I headed out the door with keys and leash in hand, my tri-colored English Shepherd girl at my heels. A quick car ride later, we are out and about in the (temporarily) pollen-free air of Francis Slocum State Park. The viridescent hills have changed once again as deciduous trees continue their spring fashion show.

“Sweet sweet I’m so sweet” came from first one tree then another; Yellow Warblers in the park!

“Sweet Sweet Canada Canada Canada” sang White-Throated Sparrows, an endearing reminder that my winter buddies are still around.

Burbles and churps pulled my attention skyward and I watched acrobatic maneuvers of Tree Swallows swooping for insects I couldn’t spy.

But wait…that isn’t a white belly. That head isn’t blue-green.

OH!!! Today’s new arrivals were Northern Rough-winged Swallows with their plain brown backs and dusky throats. Darting low over the lake, they snatched today’s hatch and returned for oh-so-brief pauses on wires or snags. My swallow counts for eBird will get a bit tricky now.

I love it all–the wind, the clouds, the song, the flight, the greens. Even the arrival of ticks can’t deter my good mood.

Categories
Random Thoughts
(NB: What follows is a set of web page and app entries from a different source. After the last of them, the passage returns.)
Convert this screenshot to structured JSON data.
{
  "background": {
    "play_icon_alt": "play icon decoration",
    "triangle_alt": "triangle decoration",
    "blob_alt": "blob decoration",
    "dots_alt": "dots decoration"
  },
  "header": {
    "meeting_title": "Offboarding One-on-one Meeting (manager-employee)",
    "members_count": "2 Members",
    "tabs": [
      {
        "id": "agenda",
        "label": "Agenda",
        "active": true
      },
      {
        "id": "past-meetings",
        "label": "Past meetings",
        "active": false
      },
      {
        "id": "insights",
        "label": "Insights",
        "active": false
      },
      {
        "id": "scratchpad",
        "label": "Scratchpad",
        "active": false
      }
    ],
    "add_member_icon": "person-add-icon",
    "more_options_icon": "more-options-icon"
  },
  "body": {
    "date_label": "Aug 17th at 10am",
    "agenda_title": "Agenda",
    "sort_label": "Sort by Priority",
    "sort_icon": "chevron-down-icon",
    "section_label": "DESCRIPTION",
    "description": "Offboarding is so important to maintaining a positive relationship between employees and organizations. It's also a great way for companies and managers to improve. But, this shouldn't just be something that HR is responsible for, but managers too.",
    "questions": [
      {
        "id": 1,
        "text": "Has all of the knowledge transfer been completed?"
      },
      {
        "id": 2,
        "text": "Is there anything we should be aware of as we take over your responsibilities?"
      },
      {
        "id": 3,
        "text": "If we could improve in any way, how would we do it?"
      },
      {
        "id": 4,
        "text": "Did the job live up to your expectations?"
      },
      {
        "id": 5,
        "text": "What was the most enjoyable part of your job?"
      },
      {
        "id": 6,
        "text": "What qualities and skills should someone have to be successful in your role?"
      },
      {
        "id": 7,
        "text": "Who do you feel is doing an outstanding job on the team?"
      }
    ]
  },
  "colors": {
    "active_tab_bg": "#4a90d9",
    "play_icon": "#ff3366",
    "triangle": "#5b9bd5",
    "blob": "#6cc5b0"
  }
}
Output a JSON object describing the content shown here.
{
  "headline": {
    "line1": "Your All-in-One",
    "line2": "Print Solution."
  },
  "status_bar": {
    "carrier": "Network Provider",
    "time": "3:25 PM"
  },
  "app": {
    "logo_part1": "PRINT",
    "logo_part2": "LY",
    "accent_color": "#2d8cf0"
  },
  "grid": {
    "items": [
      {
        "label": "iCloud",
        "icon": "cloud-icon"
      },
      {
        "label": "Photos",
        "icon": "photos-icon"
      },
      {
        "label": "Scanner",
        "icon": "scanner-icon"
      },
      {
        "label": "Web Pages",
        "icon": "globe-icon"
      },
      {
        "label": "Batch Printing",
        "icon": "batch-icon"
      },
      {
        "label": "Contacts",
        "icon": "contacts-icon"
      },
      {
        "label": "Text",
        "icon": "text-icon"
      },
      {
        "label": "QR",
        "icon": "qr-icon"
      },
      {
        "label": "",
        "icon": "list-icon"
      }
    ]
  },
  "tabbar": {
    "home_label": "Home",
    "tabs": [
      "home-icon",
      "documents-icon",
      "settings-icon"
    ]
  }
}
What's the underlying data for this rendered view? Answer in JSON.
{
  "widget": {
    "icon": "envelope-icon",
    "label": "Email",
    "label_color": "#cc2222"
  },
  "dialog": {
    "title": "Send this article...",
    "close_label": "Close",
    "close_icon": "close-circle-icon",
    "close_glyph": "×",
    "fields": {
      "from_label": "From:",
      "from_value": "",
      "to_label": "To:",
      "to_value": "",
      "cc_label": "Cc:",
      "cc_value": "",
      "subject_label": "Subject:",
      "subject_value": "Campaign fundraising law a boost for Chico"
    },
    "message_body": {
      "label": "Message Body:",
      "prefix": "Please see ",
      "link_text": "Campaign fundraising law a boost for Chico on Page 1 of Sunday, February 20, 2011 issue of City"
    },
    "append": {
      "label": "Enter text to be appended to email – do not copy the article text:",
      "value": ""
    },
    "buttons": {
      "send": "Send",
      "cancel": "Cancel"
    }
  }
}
I’m Trying Something New

A couple of weeks ago I opened this site, determined to see it with a new reader’s eyes, like someone exploring my rabbit hole of a blog for family connections or genealogy tips.

I clicked the search box and got a “drop down” box OVER my header’s menu.

UGH. THAT IS NOT HELPFUL. I couldn’t see what I was typing, and neither could any of y’all if you’ve tried.

This problem, I discovered, was baked into the WordPress theme I have used for the past few years, Libretto. Time to re-evaluate and try something new.

For the heck of it, I checked out Blogger, a Google blogging platform that I tried WAY back when. I remain unimpressed with the templates. I quickly moved on to review the pros and cons of WordPress.org and WordPress.com, which confirmed my aversion to self-hosting a blog. That circled me back to choosing among the free WordPress.com themes that fully complement the Gutenberg Block Editor and my final choice must have a REAL drop down search box in the header.

After a bit of dithering, I activated the Twenty-Twenty theme yesterday, tweaked the header menu a bit, and committed to using this format for the next month or two. If I can keep calm–controlling the perfectionist within–I hope to maximize the new theme, delivering content that is intriguing, fun, inspiring.

And also engaging with ever more readers. There’s so much history in our families worth exploring, together.

Wedding Reception of Norman and Marilyn Minor Strickland, Minor Home Farm, 13 June 1953. Marilyn Minor Strickland Collection. D Kay Strickland Family History Library.